When an easement is negotiated, there are certain activities that are no longer permitted within it (for the MVP, the permanent easement is said to be 75 feet). Should the project be approved, prohibited activities would include driving heavy equipment and planting, a limitation of land use for many in the agricultural community.

As a resident of Buffalo, New York, Blair is familiar with natural gas pipelines, albeit smaller in size, (“they run all over,” he says) and it was these smaller lines he thought of when he first learned of the pipeline plans.
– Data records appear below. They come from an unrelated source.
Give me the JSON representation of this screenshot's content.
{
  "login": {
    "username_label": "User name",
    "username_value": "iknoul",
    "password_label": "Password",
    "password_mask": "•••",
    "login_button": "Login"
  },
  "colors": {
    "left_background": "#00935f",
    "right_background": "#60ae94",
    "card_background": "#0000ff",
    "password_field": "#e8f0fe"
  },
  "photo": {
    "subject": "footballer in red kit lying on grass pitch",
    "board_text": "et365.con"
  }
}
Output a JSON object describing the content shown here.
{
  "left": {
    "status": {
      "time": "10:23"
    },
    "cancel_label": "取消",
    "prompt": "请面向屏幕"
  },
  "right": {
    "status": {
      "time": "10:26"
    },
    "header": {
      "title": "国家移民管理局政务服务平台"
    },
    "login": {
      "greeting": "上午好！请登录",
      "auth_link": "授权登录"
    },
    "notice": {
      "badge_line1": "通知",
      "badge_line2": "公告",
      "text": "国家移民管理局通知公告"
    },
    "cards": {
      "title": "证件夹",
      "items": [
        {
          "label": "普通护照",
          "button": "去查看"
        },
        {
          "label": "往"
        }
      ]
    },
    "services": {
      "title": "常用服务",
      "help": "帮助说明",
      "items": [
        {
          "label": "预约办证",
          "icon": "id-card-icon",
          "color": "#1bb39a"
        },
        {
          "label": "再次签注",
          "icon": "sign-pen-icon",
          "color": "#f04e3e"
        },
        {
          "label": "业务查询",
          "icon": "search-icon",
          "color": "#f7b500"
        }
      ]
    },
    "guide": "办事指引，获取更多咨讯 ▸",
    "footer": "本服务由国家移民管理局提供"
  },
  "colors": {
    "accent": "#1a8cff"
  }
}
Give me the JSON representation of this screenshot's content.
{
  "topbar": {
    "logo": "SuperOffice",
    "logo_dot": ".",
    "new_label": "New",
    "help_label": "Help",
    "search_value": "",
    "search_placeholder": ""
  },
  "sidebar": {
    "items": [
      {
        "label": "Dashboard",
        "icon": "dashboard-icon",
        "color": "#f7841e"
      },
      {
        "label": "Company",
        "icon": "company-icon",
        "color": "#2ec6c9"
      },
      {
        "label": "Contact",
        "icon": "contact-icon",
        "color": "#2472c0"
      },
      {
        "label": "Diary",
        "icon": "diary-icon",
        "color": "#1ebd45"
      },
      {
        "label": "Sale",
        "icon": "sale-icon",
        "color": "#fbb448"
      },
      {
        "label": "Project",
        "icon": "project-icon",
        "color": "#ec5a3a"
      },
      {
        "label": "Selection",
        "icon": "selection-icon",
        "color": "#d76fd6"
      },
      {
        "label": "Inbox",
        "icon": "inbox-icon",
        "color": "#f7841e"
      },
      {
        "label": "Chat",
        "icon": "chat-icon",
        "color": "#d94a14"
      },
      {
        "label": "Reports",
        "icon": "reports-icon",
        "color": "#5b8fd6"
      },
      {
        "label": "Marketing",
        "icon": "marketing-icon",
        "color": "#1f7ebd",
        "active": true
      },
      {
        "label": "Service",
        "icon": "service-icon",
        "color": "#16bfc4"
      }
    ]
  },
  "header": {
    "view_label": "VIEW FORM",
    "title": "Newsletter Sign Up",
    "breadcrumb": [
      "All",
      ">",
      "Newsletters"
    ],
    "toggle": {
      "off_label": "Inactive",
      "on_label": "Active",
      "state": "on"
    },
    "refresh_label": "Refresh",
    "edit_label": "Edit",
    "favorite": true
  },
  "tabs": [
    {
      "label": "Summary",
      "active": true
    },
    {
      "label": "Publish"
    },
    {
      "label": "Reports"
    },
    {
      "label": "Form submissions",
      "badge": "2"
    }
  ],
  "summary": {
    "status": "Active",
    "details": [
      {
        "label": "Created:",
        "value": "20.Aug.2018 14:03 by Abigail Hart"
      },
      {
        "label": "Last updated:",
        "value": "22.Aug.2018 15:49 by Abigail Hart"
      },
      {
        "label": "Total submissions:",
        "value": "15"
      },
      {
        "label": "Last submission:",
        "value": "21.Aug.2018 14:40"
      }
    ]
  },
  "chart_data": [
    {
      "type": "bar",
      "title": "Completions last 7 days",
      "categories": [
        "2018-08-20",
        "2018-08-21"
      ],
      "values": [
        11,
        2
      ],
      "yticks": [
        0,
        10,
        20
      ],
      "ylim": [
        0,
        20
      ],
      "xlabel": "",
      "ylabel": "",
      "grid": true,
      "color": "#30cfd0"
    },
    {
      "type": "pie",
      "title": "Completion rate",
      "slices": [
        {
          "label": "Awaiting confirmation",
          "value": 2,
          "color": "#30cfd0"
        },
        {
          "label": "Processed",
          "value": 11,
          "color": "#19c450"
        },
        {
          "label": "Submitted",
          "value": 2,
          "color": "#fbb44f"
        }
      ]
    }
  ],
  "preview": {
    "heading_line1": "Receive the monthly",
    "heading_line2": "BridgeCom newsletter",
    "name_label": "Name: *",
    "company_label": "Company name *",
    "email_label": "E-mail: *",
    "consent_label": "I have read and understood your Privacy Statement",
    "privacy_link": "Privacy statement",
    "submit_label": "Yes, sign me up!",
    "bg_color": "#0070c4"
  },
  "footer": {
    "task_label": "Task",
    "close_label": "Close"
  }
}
It was the size and scope of the MVP– 42 inches in diameter– that caught his attention, and ultimately changed his mind.

“I thought this would be a local distribution line. Even as a through- line I thought, how bad could it be, we can work with them. We’ve discovered that you can’t work with them because they don’t deal in good faith.”

So far, surveyors have not made their way onto the Boones’ land. But confusion regarding dates of survey and potential for trespass, along with previous interactions with survey representatives, has left the family without trust. Several residents in Franklin found surveyors arriving days before the dates listed in the letters of intent they received. Some have denied access in person, only to have to deny again when the survey crew arrives at a later time.

Mavis says, “We don’t know when to expect them to come, because you can’t always depend on what they say. We have to be on guard at all times.”

While MVP does not have claim to the use of eminent domain until their project is approved by FERC, many, like the Boones and the Bernards, are gearing up for legal battle ahead as the summer winds down.

“If it does get to the point where it’s approved, I’m not going to be negotiating this by myself,” Blair says.

“We don’t want to leave a stone unturned,” Sheila adds. “If there’s anything we can do, we’re working ourselves to death on it. We’ve got to do it while we can, because once it’s too late, it’s too late.”

Mountain Valley Pipeline, LLC is scheduled to submit its formal project application to FERC in October 2015. 

Correction and clarification, September 10, 2015:

This article describes the Boone farm as located below the water supply for the town of Rocky Mount. Rather, the route of the pipeline crosses the Blackwater River above the water supply.
The article also lists quail and whippoorwill as birds seen on the Boone property. The Boones met with the Virginia Department of Inland Game and Fisheries in 2014 to discuss efforts to restore these birds’ populations as they had once been abundant on the property.